[Opening Data for this task section]

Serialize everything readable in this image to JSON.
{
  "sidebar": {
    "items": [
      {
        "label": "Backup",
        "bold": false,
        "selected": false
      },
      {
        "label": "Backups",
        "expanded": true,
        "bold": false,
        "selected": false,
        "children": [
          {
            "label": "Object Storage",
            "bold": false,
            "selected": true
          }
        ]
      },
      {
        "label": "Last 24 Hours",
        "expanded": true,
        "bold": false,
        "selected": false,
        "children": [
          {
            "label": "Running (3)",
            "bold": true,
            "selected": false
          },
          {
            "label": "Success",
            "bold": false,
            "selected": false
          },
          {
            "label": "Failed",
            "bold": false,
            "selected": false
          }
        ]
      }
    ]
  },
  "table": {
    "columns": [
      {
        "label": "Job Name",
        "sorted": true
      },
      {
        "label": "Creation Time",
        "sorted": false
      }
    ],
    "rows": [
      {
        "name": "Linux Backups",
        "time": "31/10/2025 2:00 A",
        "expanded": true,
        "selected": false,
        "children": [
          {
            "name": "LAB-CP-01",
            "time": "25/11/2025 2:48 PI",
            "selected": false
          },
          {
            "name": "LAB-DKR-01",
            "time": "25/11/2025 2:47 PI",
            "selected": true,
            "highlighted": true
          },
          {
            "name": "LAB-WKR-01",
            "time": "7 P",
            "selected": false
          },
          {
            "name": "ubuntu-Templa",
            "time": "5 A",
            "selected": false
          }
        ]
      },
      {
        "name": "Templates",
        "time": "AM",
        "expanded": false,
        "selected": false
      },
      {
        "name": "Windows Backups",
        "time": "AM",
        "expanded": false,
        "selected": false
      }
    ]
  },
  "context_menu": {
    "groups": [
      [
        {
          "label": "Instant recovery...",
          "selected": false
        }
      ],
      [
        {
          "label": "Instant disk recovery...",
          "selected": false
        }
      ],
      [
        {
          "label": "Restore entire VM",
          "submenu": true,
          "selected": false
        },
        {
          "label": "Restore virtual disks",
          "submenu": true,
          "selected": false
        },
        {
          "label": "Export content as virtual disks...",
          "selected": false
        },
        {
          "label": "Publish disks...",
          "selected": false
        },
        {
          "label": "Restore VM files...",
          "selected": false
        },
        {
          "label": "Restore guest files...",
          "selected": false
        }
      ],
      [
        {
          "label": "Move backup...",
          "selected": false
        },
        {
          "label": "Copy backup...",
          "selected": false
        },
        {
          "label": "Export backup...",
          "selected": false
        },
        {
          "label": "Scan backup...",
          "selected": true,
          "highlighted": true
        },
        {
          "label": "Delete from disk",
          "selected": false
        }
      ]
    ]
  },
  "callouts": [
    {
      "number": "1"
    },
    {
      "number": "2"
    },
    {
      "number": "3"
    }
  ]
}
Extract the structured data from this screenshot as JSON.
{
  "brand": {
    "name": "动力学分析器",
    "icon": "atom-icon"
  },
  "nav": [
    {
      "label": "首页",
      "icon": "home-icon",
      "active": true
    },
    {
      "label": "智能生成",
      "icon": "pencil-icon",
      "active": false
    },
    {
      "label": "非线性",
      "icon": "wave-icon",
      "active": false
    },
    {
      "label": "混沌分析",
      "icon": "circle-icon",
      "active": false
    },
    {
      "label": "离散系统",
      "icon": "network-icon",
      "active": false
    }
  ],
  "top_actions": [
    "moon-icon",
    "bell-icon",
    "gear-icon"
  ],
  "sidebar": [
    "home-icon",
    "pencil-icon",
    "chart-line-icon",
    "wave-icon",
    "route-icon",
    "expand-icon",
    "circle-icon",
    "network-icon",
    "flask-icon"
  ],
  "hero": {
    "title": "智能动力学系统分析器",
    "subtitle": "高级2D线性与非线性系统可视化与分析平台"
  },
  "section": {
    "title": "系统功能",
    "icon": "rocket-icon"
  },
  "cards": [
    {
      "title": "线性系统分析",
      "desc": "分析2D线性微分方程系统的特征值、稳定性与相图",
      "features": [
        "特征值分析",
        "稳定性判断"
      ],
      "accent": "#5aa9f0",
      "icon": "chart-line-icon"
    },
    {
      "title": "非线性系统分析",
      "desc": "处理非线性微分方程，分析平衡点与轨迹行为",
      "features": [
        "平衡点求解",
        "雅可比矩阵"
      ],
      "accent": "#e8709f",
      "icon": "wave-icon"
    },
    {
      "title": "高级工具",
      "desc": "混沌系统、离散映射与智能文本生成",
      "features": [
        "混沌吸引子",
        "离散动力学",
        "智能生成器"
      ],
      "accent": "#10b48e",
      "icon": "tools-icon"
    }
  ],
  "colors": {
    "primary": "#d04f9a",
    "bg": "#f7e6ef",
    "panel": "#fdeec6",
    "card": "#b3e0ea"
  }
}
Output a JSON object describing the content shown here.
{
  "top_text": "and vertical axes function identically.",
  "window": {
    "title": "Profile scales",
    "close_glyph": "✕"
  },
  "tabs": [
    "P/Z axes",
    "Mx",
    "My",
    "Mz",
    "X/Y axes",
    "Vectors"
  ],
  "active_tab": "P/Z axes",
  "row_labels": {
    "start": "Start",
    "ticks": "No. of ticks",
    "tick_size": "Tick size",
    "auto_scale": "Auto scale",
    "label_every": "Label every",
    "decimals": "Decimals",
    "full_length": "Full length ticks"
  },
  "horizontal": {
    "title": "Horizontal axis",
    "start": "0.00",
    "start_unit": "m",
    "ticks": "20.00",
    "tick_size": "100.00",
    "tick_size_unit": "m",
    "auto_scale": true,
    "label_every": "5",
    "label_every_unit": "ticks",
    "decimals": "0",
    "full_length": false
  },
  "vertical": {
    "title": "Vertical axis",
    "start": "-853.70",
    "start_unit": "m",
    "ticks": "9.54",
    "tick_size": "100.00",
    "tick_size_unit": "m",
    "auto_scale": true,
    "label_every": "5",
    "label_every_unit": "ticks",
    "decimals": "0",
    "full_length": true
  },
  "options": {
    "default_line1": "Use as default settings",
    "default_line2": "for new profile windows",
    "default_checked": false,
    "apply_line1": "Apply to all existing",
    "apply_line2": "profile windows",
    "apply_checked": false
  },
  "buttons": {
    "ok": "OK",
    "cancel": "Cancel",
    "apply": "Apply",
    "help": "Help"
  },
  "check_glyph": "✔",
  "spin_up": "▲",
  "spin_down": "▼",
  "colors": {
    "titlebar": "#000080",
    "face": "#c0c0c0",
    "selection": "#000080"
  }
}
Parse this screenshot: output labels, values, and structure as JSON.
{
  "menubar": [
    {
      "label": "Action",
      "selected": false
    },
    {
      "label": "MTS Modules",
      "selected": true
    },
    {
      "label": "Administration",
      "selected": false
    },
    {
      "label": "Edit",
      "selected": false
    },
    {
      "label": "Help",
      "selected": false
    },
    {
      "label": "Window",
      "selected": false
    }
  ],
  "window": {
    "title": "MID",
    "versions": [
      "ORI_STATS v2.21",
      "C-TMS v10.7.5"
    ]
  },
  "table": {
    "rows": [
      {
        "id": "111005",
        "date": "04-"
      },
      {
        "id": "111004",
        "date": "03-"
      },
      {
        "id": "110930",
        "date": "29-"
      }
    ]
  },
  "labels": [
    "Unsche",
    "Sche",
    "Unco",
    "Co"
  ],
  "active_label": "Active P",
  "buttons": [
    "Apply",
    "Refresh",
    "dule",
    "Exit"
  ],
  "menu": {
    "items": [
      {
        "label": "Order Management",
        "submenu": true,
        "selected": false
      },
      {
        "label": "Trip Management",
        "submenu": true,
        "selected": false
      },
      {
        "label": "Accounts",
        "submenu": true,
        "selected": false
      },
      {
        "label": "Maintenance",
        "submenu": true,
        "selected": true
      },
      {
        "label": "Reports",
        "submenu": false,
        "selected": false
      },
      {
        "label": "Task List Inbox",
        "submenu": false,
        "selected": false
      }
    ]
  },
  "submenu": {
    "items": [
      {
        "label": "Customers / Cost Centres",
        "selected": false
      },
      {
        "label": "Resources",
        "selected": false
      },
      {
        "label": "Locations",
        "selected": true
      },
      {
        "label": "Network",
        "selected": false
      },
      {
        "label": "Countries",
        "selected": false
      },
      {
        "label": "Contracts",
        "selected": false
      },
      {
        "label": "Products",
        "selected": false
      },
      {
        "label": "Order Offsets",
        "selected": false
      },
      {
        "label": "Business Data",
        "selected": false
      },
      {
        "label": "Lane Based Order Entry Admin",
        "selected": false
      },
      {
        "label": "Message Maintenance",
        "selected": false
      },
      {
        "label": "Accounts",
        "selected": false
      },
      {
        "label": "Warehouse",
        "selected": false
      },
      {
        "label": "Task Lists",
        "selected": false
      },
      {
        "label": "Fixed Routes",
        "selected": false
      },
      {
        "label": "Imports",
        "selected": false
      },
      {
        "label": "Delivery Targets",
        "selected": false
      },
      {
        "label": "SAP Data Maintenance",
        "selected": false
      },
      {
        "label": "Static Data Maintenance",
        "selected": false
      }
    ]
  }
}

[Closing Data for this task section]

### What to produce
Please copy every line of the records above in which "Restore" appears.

### Task output
          "label": "Restore entire VM",
          "label": "Restore virtual disks",
          "label": "Restore VM files...",
          "label": "Restore guest files...",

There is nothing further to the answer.